We spoke with Rakhi Singh about spatialization of sound, her latest work and Manchester Collective.
Meet Agar Agar, the experimental synth pop duo from Paris named after a tasteless, odorless plant-based gelatin alternative that pools at the bottom of petri dishes, or turns vegan pudding extra thick and luscious. Clara Cappagli and Armand Bultheel crossed paths in the expansive studios of art school, where their musical sensibilities fused into Agar Agar’s shape-shifting electronic sound, ranging from witty futuristic beats to swelling melodramatic disco.
At their core is a childlike delight in the absurd, the surreal and the unknown – pulsating through their improvised lyrics, grinning dogs and cracked eggs painted on their album art. After the rapt reception of their debut album, The Dog and the Future, Agar Agar are up for another round of touring before entering their next phase of music-writing. We sat down with Clara to learn what brings the duo together, how to sing to dogs, and the story of her grandfather’s harmonica.
How have you changed since your art school days, and what remains the same?
The biggest change is that our music turned into a job, and I don’t mean that in a pejorative way. It became our lives. We’re not students anymore. We enjoy it just as much as back then; that hasn’t changed. It’s really just about having fun with music.
Your individual musical backgrounds differ, you come from a DIY punk background, and Armand has been in electronic music. Tell me more about what unites you as Agar Agar.
I don’t know if I can put it into words. Armand and I went to the musical conservatory when we were kids. When you leave such a traditional, strict institution, you just want to break all the rules that you’ve been taught!
“…if my future dog is not a music lover, then I don’t think things will work out between us.”
I come from a punk background. I was trying to scream a lot, invent different personalities and narratives with my voice, and play guitar. When we began playing together, it was Armand’s first experience of working with a singer. For him, it was crazy having a vocals on his instrumentals. When we improvised and felt the energy, we kept going. I would have never made that kind of music if I hadn’t met Armand. I didn’t know anything about synthesizers either. Armand spent hours teaching me everything. What unites us is that we learn new things from each other, that’s why it works.
What makes you laugh?
We are like little silly doggies! We’re both very childish inside!
Speaking of dogs, if you could say one sentence to a dog and know they would understand, what would you say?
I wouldn’t say one sentence! I’d sing some very long, repetitive yogi mantras to my dog, all day long! I used to have a dog when I was little and I would sing everything to him all the time. Nowadays, I don’t have a dog, but if my future dog is not a music lover, then I don’t think things will work out between us.
You went away to a remote place to paint and make your last album. Where are you going next? What do you look for in a place that you want to create in?
“Armand is really into looking for empty warehouses…When he finds one, he enters and locks himself inside and waits for the cops to show up.”
We felt like we needed to be in a place that neither of us knew.
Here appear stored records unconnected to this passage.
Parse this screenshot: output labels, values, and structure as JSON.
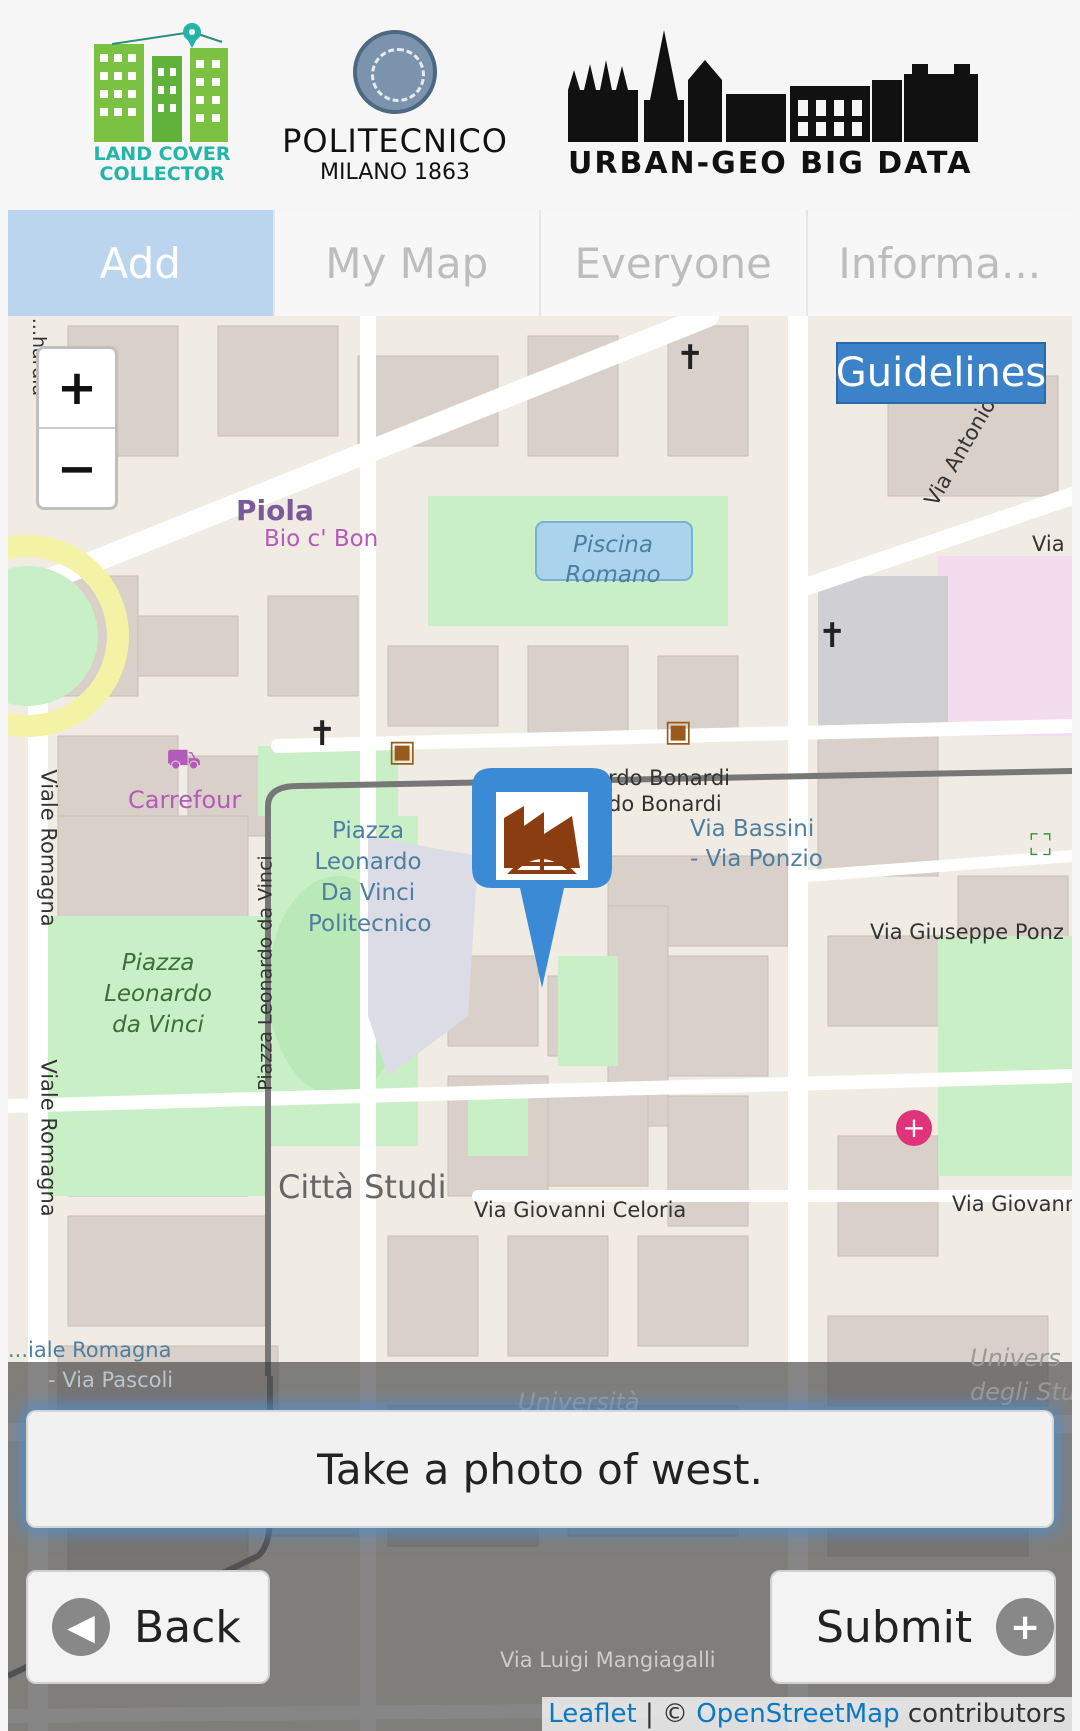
{
  "header": {
    "logos": {
      "land_cover_line1": "LAND COVER",
      "land_cover_line2": "COLLECTOR",
      "polimi_name": "POLITECNICO",
      "polimi_sub": "MILANO 1863",
      "ugbd": "URBAN-GEO BIG DATA"
    }
  },
  "tabs": [
    {
      "label": "Add",
      "active": true
    },
    {
      "label": "My Map",
      "active": false
    },
    {
      "label": "Everyone",
      "active": false
    },
    {
      "label": "Informa...",
      "active": false
    }
  ],
  "map": {
    "zoom_in": "+",
    "zoom_out": "−",
    "guidelines_label": "Guidelines",
    "labels": {
      "piola": "Piola",
      "bio_c_bon": "Bio c' Bon",
      "piscina1": "Piscina",
      "piscina2": "Romano",
      "carrefour": "Carrefour",
      "piazza_ldv_pol1": "Piazza",
      "piazza_ldv_pol2": "Leonardo",
      "piazza_ldv_pol3": "Da Vinci",
      "piazza_ldv_pol4": "Politecnico",
      "piazza_ldv1": "Piazza",
      "piazza_ldv2": "Leonardo",
      "piazza_ldv3": "da Vinci",
      "bonardi1": "...rdo Bonardi",
      "bonardi2": "...do Bonardi",
      "bassini1": "Via Bassini",
      "bassini2": "- Via Ponzio",
      "ponzio": "Via Giuseppe Ponz",
      "citta_studi": "Città Studi",
      "celoria": "Via Giovanni Celoria",
      "giovann": "Via Giovann",
      "viale_romagna1": "Viale Romagna",
      "viale_romagna2": "Viale Romagna",
      "viale_romagna3": "...iale Romagna",
      "via_pascoli": "- Via Pascoli",
      "piazzale_ldv": "Piazza Leonardo da Vinci",
      "via_antonio": "Via Antonio Va",
      "via_right": "Via",
      "universita": "Università",
      "univers": "Univers",
      "degli": "degli Stu",
      "mangiagalli": "Via Luigi Mangiagalli",
      "hardia": "...hardia"
    },
    "instruction": "Take a photo of west.",
    "back_label": "Back",
    "submit_label": "Submit",
    "attribution_leaflet": "Leaflet",
    "attribution_sep": " | © ",
    "attribution_osm": "OpenStreetMap",
    "attribution_tail": " contributors"
  },
  "colors": {
    "tab_active_bg": "#bcd5ee",
    "guidelines_bg": "#3b82c9",
    "marker_blue": "#3b8ad6",
    "marker_brown": "#8a3d10",
    "land_cover_green": "#22b5a8"
  }
}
We chose to rent a house deep in the forest, not far from my parents’ home in Biarritz. We were in a place that felt very remote and unknown to us both. It it was the first time we composed music together in an environment like that. It really made us get to know each other better, and compose better music. For the next album, we are planning on going somewhere again, we don’t know where yet.
I hear you get into rabbit holes, like playing The Sims a lot when you were making your last record. What’s your new obsession?
Armand is really into looking for empty warehouses in Paris right now. When he finds one, he enters and locks himself inside and waits for the cops to show up. He’s found two so far. I’m obsessed with books. Reading long, bulky books feels very extravagant when touring when you’re traveling light. When I returned to Paris, I said to myself –- dude, you need to read a book that’s going to take at least two weeks to create more stories in your head! So I picked up El Salvaje by the Mexican writer, Gabriel Arriaga.
What instruments are entering your repertoire more? While we’re talking instruments, can you tell me the story of your grandfather’s harmonica?
We’ve talked about adding some more ambient chords, maybe adding to our synth set up, but it’s still going to sound like the Agar Agar you know. We like the way we sound.
The story of my grandfather’s harmonica is really sad. Seven years ago, I was waiting at a bus station in Bordeaux round midnight. I was kinda drunk. Three completely average girls came up and talked to me for what felt like a long time, they were friendly. Suddenly, they took my bag and ran off. Inside was my grandfather’s harmonica. I never got it back. It was my only one, and I was still learning how to play at the time. I’ve made peace with its loss now.
Who inspires you? Describe the things and people you try to surround yourselves with.
Our entire tour team is the greatest I’ve ever experienced. Our music label, Cracki Records and booking agency, Pedro Booking are from the same friend group. We feel like a big family. The history of our band is not just about Armand and I, it’s also about them. I feel very blessed to have been part of so many bands thanks to this community. I feel deeply connected to them. It’s nice to do what I love with the people who I love and respect.
Agar Agar performed at Down the Rabbit Hole Festival 2019. Subbacultcha has proudly produced this years Down the Rabbit Hole festival guide for the fifth time, available here.